§ **TASK TO COMPLETE**
Search the records for "accent" and copy each line that holds it.

§ **DATA IN THIS EXERCISE**
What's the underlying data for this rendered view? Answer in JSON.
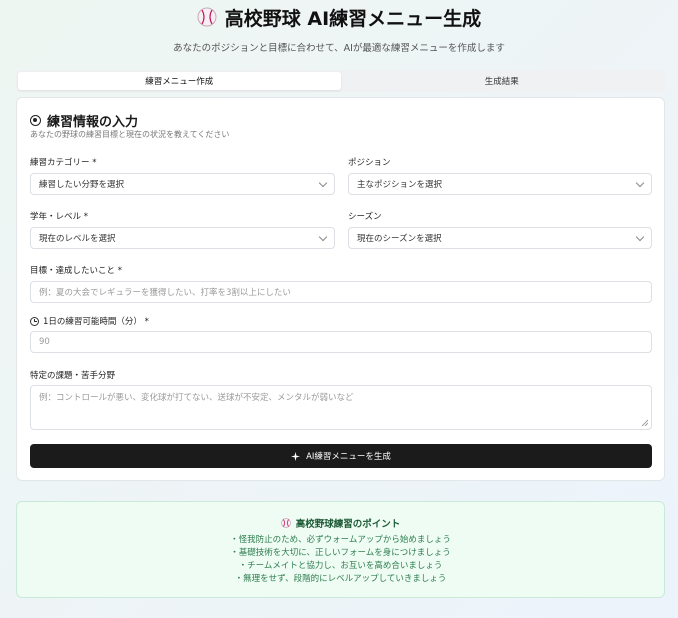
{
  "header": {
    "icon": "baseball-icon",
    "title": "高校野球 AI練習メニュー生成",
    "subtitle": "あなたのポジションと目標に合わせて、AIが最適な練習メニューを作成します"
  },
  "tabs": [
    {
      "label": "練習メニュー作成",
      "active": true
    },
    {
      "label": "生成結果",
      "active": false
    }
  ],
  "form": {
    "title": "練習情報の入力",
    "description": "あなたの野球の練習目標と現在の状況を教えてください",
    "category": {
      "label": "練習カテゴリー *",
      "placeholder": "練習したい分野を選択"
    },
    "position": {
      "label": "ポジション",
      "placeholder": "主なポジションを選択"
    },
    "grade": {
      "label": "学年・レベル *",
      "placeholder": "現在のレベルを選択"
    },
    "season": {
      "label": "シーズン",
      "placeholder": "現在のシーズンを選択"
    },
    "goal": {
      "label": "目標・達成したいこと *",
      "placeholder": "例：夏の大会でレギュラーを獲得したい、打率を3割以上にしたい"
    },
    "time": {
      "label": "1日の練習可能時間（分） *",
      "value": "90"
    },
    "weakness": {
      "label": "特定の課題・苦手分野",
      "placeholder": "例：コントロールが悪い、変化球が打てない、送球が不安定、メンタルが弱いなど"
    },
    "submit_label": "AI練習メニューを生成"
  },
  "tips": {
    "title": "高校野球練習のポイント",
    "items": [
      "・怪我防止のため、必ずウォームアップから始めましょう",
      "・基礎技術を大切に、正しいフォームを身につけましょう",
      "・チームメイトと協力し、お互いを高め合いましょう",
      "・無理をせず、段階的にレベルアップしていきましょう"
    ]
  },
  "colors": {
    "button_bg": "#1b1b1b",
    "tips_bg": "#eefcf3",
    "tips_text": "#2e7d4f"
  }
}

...

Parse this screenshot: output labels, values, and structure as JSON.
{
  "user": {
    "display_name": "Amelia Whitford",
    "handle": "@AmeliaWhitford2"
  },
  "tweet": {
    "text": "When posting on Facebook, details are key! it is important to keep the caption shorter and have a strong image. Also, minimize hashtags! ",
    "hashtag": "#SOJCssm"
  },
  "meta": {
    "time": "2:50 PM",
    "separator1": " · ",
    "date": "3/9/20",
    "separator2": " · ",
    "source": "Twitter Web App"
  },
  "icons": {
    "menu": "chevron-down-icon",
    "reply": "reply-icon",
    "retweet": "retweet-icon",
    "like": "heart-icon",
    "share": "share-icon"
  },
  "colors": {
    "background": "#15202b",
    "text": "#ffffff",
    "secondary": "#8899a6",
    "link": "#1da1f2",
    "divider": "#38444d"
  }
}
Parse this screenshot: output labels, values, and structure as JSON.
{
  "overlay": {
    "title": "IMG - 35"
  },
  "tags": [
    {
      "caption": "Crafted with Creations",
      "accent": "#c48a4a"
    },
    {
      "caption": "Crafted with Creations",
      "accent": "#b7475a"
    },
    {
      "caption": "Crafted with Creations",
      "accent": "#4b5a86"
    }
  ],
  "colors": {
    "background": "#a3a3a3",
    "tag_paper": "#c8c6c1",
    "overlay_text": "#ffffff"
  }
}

§ **ANSWER BELOW**
      "accent": "#c48a4a"
      "accent": "#b7475a"
      "accent": "#4b5a86"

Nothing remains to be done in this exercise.